At this time, Stevie is doing great on his bus to and from school!  For many years (and still from time-to-time) he had extreme difficulties with panic attacks and sensory issues on the bus.  This post is written with intent to explore some of the reasons why it had been so hard for him.  


Welcome to the Sensory Blog Hop -- a monthly gathering of posts from sensory bloggers hosted by The Sensory Spectrum and The Jenny Evolution. Click on the links below to read stories from other bloggers about what it's like to have Sensory Processing Disorder and to raise a sensory kiddo!

Want to join in on next month's Sensory Blog Hop? Click here!


(For those new to this blog, let me do a quick introduction of the family: Sage and Hope are 10 year old twins (Sage has autism and ADHD, Hope is NT), Stevie is my 7 year old (autism, ADHD, food allergies, asthma) and Joy is our 19 month old baby girl, who is NT as far as we can tell.)
Rose Colored Glasses-sm

Did you know that pure joy pumps you up into a wild explosion of squirting mess, kinda like a water balloon being filled until it bursts?

I hope I don't get any of you wet.

Today is a snow day, but even better, yesterday was report card day!

Now, I do realize that most of you don't like either, but maybe I can at least change your mind on the report card part!  I have seen too many facebook posts this morning about strangling a certain groundhog to even go there today.

Yesterday the kids brought home their report cards. Hope got a great report, as she always does.  She constantly amazes us; we are so proud of her!

Sage however, doesn't test well. He is so very bright, but it is never reflected on his report cards or tests, which is a constant source of frustration for me.  I keep thinking that one day, he'll show them all what he's made of and they will be shocked into the reality that the parents were right all along (snicker).

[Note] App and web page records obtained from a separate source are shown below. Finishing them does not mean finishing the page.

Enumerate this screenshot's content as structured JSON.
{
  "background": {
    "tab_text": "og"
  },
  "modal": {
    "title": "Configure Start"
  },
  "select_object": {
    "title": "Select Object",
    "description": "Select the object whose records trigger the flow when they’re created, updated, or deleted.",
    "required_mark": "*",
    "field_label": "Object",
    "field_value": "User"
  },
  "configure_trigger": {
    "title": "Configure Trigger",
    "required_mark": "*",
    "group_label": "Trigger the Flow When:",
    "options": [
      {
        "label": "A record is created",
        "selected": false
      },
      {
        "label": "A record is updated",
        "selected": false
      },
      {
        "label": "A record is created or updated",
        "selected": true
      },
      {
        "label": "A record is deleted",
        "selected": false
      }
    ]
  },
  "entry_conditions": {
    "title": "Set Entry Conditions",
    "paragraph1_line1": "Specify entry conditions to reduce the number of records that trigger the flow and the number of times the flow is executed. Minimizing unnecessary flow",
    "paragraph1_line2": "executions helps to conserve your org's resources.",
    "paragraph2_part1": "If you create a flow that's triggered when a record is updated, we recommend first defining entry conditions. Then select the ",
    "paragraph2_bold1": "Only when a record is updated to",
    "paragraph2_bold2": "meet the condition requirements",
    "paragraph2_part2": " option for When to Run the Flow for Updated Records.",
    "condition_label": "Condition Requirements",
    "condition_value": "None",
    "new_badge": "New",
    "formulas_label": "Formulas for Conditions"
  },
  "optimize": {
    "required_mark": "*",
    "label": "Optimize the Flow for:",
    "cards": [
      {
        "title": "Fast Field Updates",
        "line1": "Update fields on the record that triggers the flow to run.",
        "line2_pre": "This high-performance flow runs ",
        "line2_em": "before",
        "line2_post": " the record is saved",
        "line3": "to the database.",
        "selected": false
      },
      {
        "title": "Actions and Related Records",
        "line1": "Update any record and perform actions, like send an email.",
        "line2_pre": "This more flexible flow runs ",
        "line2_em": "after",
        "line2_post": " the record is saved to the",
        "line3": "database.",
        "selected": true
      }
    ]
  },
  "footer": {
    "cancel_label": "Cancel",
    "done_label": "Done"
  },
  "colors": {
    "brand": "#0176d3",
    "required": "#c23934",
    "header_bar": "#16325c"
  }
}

So, when I got his envelope with the report in it, I braced myself. I told myself that the report card will be low because he doesn't test well, and I wondered when the reports would start to reflect his abilities.  

When I opened it, to my surprise he got all great marks!  With only below average for the working well in groups--no surprise there!

I know that he exceeds the expectation for math, geography, technology, and science, but to get average marks on anything is great improvement!

I am so very proud of him!

Then, I looked in Stevie's book bag to find his reports.  We had already had his IEP last week, where they said in all areas he is THRIVING!  He is doing great in the regular-ed class, he is working independently in the self-contained class and he is a very hard worker. They commented on how bright he is, and how he remembers what he learns and never forgets.  

I was positively beaming :)  

IEP's have been a source of stress and dread--especially for him as we have had to fight and fight to have his needs met.

This year has been a complete turn around from the past.

The teachers and therapists all agree with his remarkable improvement, progress and potential.

So knowing that, as I read the daily report yesterday, I just could no longer contain myself!

It said that Stevie is "a model student for friends during group activities!" 

My boy!

The one that had such a hard time the last couple of years, is a role model!

I just want to soak it all in--all the raving about my special children--each in their own way.

God has done miracles and given us a time of rest, and dare I say "favor" with the school this year.  

This is definitely well beyond my wildest imagination!

"God can do anything, you know--far more than you could ever imagine or guess or request in your wildest dreams!" Eps 3:20 (MSG)